Mr. Bean’s Holiday (2007) – April 16
No, this isn’t Pee-Wee’s Big Holiday, this is Mr. Bean’s (regular sized) Holiday. But you’d be forgiven for confusing the two considering that this film is also the modern revival of a popular man-child bicycle-loving character who goes on holiday and gets into family-friendly hijinks along the way.
If you’re at all into Mr. Bean, Mr. Bean’s Holiday is an enjoyable film that literally gives you all the Mr. Bean you can handle in one movie. He still doesn’t talk, he still has really dramatic eyebrows, he’s still very British. Everything you love about Mr. Bean is here, but this time the rest of the world gets to love those things about Mr. Bean too, because he – as you might have guessed – goes on holiday. Join him while you still can.
Lord of War (2005) – April 17
Oh, Nicolas Cage. When will you find whatever it is you’re looking for?
We’re just genuinely wondering about the above question, mostly because Lord of War makes us remember what Cage is possible of when he’s put in a good film with a good cast and a good script, instead of any number of his recent films about witches.
Playing an arms-dealer and general all-around morally-complex character, Nic Cage shines here with his usual mix of intensity and melancholy.
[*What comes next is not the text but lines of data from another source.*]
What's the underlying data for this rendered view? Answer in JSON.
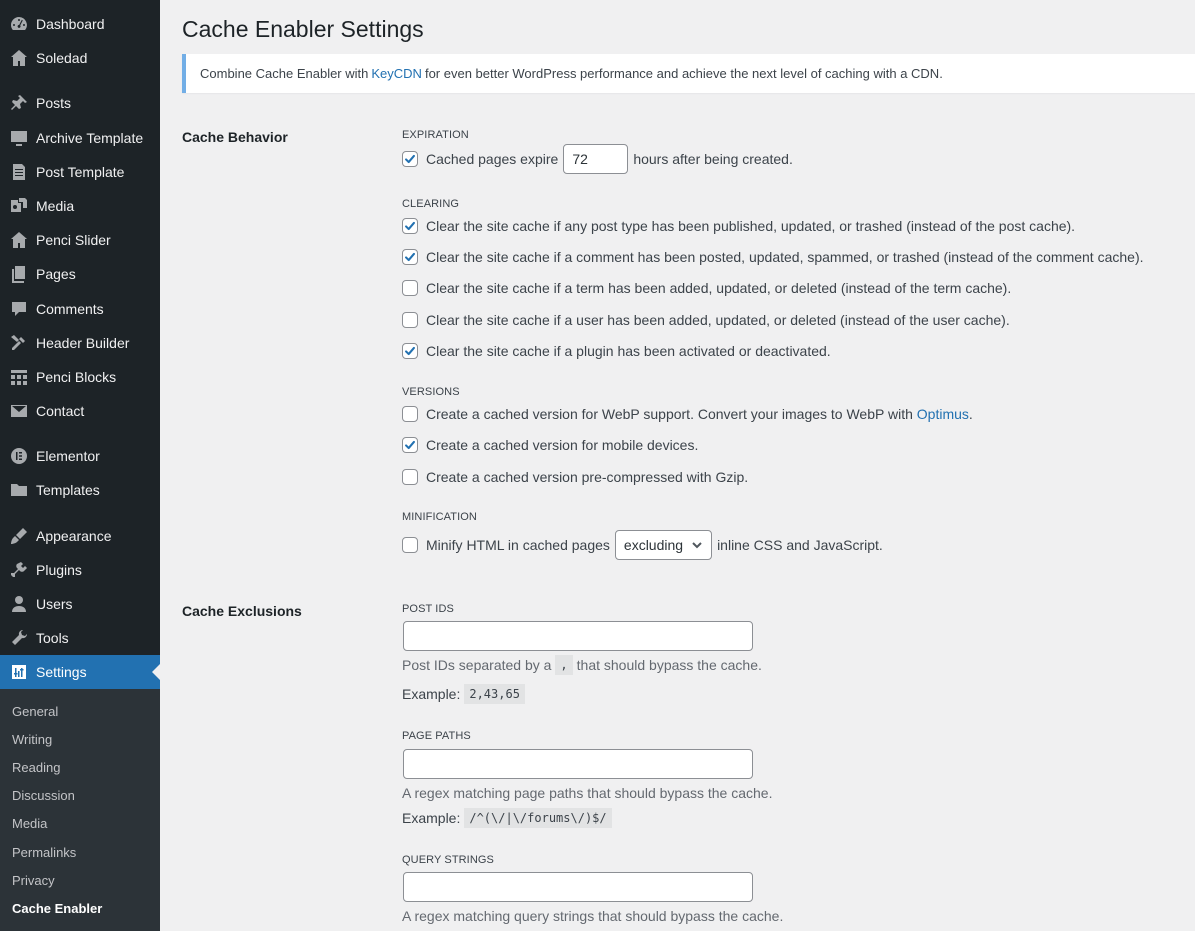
{
  "sidebar": {
    "items": [
      {
        "label": "Dashboard",
        "icon": "dashboard-icon"
      },
      {
        "label": "Soledad",
        "icon": "home-icon"
      },
      {
        "label": "Posts",
        "icon": "pin-icon"
      },
      {
        "label": "Archive Template",
        "icon": "monitor-icon"
      },
      {
        "label": "Post Template",
        "icon": "document-icon"
      },
      {
        "label": "Media",
        "icon": "media-icon"
      },
      {
        "label": "Penci Slider",
        "icon": "home-icon"
      },
      {
        "label": "Pages",
        "icon": "pages-icon"
      },
      {
        "label": "Comments",
        "icon": "comment-icon"
      },
      {
        "label": "Header Builder",
        "icon": "tools-icon"
      },
      {
        "label": "Penci Blocks",
        "icon": "grid-icon"
      },
      {
        "label": "Contact",
        "icon": "mail-icon"
      },
      {
        "label": "Elementor",
        "icon": "elementor-icon"
      },
      {
        "label": "Templates",
        "icon": "folder-icon"
      },
      {
        "label": "Appearance",
        "icon": "brush-icon"
      },
      {
        "label": "Plugins",
        "icon": "plug-icon"
      },
      {
        "label": "Users",
        "icon": "user-icon"
      },
      {
        "label": "Tools",
        "icon": "wrench-icon"
      },
      {
        "label": "Settings",
        "icon": "settings-icon",
        "active": true
      }
    ],
    "submenu": [
      "General",
      "Writing",
      "Reading",
      "Discussion",
      "Media",
      "Permalinks",
      "Privacy",
      "Cache Enabler"
    ],
    "current_submenu": "Cache Enabler",
    "accent_color": "#2271b1"
  },
  "page": {
    "title": "Cache Enabler Settings",
    "notice": {
      "before": "Combine Cache Enabler with ",
      "link": "KeyCDN",
      "after": " for even better WordPress performance and achieve the next level of caching with a CDN."
    }
  },
  "cache_behavior": {
    "heading": "Cache Behavior",
    "expiration": {
      "label": "Expiration",
      "checked": true,
      "before": "Cached pages expire",
      "value": "72",
      "after": "hours after being created."
    },
    "clearing": {
      "label": "Clearing",
      "options": [
        {
          "text": "Clear the site cache if any post type has been published, updated, or trashed (instead of the post cache).",
          "checked": true
        },
        {
          "text": "Clear the site cache if a comment has been posted, updated, spammed, or trashed (instead of the comment cache).",
          "checked": true
        },
        {
          "text": "Clear the site cache if a term has been added, updated, or deleted (instead of the term cache).",
          "checked": false
        },
        {
          "text": "Clear the site cache if a user has been added, updated, or deleted (instead of the user cache).",
          "checked": false
        },
        {
          "text": "Clear the site cache if a plugin has been activated or deactivated.",
          "checked": true
        }
      ]
    },
    "versions": {
      "label": "Versions",
      "webp": {
        "before": "Create a cached version for WebP support. Convert your images to WebP with ",
        "link": "Optimus",
        "after": ".",
        "checked": false
      },
      "mobile": {
        "text": "Create a cached version for mobile devices.",
        "checked": true
      },
      "gzip": {
        "text": "Create a cached version pre-compressed with Gzip.",
        "checked": false
      }
    },
    "minification": {
      "label": "Minification",
      "checked": false,
      "before": "Minify HTML in cached pages",
      "select_value": "excluding",
      "after": "inline CSS and JavaScript."
    }
  },
  "cache_exclusions": {
    "heading": "Cache Exclusions",
    "post_ids": {
      "label": "Post IDs",
      "value": "",
      "desc_before": "Post IDs separated by a",
      "desc_code": ",",
      "desc_after": "that should bypass the cache.",
      "example_label": "Example:",
      "example": "2,43,65"
    },
    "page_paths": {
      "label": "Page Paths",
      "value": "",
      "desc": "A regex matching page paths that should bypass the cache.",
      "example_label": "Example:",
      "example": "/^(\\/|\\/forums\\/)$/"
    },
    "query_strings": {
      "label": "Query Strings",
      "value": "",
      "desc": "A regex matching query strings that should bypass the cache."
    }
  }
}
Bringing life to material that could’ve collapsed under a less compelling lead actor, Cage leads Lord of War away from being a forgettable warning about gunrunning and into a genuinely compelling drama that showcases all the talents of an Oscar-winning actor that has chosen worse and worse roles in the decade since this film was released.
Which films are you going to watch before they’re gone? Let us know in the comments!